The second lesson is the importance of our often-overlooked doctrine of the communion of saints. When most Christians think of the communion of saints, if they consider it at all, they imagine the capital-"S" saints like Francis of Assisi or Catherine of Siena, viewing them as intercessors that go between us and God. While there is some truth in the reality and power of intercessory prayer, it is not limited to the canonized. The doctrine of the communion of saints is the teaching that through baptism all women and men are united to one another in the Holy Spirit. This is important when thinking about pilgrimage and place because not only are we connected in a particular way to Christ who walked this Earth, but also to each and every person from that time, and before that time, and between then and now.

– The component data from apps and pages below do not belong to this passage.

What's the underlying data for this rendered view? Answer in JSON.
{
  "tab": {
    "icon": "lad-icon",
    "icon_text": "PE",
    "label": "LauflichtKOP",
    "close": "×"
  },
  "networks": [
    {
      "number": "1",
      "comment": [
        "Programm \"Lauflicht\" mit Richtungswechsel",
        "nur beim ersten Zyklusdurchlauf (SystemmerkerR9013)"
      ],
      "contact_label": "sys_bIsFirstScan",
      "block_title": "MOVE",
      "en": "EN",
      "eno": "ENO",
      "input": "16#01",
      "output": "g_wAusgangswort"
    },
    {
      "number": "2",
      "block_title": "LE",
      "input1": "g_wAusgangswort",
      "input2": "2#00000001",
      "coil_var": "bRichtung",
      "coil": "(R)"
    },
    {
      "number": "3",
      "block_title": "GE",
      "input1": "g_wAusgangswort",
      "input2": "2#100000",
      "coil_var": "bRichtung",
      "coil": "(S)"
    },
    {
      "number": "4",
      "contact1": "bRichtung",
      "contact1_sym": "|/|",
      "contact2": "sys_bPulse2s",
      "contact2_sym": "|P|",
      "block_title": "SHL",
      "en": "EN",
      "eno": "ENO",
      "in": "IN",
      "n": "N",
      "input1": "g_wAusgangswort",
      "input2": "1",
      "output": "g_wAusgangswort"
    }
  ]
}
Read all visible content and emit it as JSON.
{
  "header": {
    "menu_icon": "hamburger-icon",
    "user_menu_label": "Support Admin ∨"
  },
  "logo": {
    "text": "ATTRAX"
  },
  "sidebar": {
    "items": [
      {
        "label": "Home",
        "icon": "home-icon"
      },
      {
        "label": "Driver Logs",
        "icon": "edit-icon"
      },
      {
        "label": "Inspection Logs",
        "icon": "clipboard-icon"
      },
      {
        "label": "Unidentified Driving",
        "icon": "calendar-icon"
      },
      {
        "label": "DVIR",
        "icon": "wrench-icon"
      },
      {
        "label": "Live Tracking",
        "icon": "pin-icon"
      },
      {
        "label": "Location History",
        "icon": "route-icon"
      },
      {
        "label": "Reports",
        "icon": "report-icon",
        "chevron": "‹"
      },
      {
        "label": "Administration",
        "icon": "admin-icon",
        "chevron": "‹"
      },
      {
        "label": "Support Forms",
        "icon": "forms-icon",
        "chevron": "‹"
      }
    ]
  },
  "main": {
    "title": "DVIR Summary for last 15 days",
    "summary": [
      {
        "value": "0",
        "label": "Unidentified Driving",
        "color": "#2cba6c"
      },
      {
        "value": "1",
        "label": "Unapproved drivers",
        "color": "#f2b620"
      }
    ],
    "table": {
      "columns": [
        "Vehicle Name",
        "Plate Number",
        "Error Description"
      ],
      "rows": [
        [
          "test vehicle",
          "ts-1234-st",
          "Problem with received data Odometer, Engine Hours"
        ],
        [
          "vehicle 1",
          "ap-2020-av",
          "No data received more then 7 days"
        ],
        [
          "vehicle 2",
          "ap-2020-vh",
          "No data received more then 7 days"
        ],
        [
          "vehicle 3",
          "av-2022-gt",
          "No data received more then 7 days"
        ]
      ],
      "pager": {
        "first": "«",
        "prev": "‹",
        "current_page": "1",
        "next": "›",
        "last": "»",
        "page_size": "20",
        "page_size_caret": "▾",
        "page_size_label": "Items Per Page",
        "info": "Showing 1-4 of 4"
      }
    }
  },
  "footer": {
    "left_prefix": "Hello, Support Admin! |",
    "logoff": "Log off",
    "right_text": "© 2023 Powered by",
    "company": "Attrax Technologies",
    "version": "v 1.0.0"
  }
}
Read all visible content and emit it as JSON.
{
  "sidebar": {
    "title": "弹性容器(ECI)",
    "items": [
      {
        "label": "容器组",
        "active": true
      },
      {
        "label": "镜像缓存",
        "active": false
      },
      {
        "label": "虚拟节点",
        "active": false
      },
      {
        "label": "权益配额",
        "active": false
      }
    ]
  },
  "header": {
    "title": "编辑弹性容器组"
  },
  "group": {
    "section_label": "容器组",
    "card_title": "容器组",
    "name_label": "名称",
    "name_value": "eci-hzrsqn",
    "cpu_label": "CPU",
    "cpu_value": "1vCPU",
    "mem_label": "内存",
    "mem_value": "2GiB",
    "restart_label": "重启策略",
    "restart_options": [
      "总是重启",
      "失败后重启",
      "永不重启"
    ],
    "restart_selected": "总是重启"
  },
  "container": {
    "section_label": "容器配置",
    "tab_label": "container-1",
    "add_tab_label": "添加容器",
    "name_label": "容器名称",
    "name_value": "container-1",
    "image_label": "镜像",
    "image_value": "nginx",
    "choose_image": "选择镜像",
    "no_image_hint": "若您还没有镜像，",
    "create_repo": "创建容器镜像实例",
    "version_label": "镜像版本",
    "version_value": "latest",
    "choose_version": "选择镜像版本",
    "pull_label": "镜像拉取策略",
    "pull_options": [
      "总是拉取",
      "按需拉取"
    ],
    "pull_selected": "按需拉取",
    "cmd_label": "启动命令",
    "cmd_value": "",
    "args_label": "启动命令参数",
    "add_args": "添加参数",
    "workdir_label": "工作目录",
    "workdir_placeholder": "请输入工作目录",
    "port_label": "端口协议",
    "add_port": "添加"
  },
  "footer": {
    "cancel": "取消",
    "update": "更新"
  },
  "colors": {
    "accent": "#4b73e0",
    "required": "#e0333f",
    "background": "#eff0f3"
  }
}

When in the mode of a pilgrim, we are invited to recall all who went before us and all that will come after, for we are united to them in this place and throughout the world.
Finally, another theological lesson that pilgrimage offers us is a reminder that the Holy Spirit is very much alive and present in the world. While it is true that God revealed God's self to us in the fullest way possible in Jesus Christ, God nevertheless continues to disclose God's self to creation. Just as Christ preached and taught and healed in this special place where I may be walking this week, so, too, God continues to draw near to us in each and every particular place in which we find ourselves. The question is less about how God's manifestation will appear to us than it is about whether or not we have eyes to see and ears to hear what God is always already doing in our midst, here and now, in each place.
As Christians, we have the great joy of professing faith in a God who entered our world — our place — as one of us, uniting us to one another in baptism, and sending us the Spirit who continues to draw near to us in every time and space. Pilgrimages allow us to enter into this mystery that is at the heart of our faith. What is beautiful about the Christian theology that undergirds the meaningfulness of pilgrimage is that whenever we are intentional about seeing the inherent sacredness of the places in which we find ourselves, deliberate in calling to mind those who have come before us and will follow after, and recognize God's enduring presence to us, we bear witness to the importance of going on pilgrimage — whether it is Jerusalem, Gettysburg or somewhere else altogether.
[Daniel P. Horan is a Franciscan friar and assistant professor of systematic theology and spirituality at Catholic Theological Union in Chicago. Follow him on Twitter @DanHoranOFM.]